As far as I can see, both the muslims and the jews are in the wrong, and with this recent insurrection on Iraq, the Christians have proven themselves to be wrong too. I mean these modern disagreements in current events try very hard it seems to avoid talk about religion, but ultimately I can't see any other reason why this is really happening. Okay fine. Oil. Land. Politics and economics. The devil's in the details and generalizing does nothing but cause people to bog themselves down in the propaganda and misinformation, looking for facts.

Ultimately though, when you boil away all the crap, they don't want to get along because they disagree with one another's philosophies and life choices. Intolerance is the real cause for all this bloodshed and injustice. It's unresolvable. It's easier to get lions and hyenas to stop killing each other.
posted by ZachsMind at 2:44 PM on March 30, 2003

Come on, I am Jewish and have always known that while it's OK for some folks to travel almost anywhere, Saudi Arabia, for example, does not wish to have people with my surname entering their country. So I don't go. Theoretically, I can travel to Syria, which my friends have visited and rave about, except that I am more likely to be eyed as an Israeli agent. As a journalist I have covered Neo-Nazi rallies, interviewed raging right wing wierdos, and been hassled by Turkish secret police, but at least I knew the bounds. And I know that Kuwait and Saudi Arabia don't want me there, so I am not going to pursue my paycheck there.

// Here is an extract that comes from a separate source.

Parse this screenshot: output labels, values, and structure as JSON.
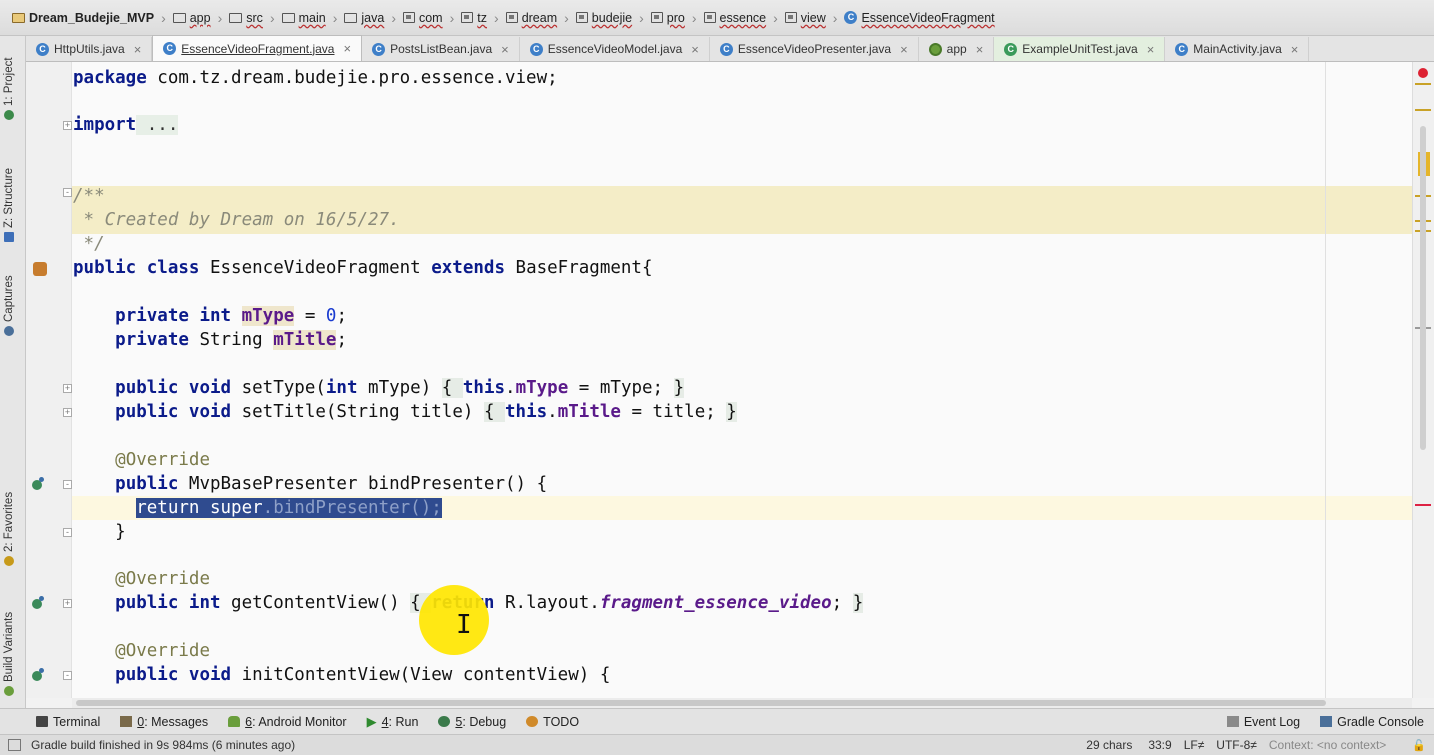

I know two journalists in Iraq right now, but also one who is freelancing his way past checkpoints hoping for the best. It is a career move, just as the war in Bosnia (one I turned down) was the big career move for a lot of the present generation of warfront journalists.

It's a nasty, mean, unfair world, but it ain't new. But the reported mistreatment of the journalists is outrageous. Expect more.
posted by zaelic at 3:15 PM on March 30, 2003

I should mention that the previous link on Nick Denton's site is not from Denton himself!
posted by zaelic at 3:28 PM on March 30, 2003

« Older Ontological anarchy   |   Saddam was once given key to Detroit. Newer »

This thread has been archived and is closed to new comments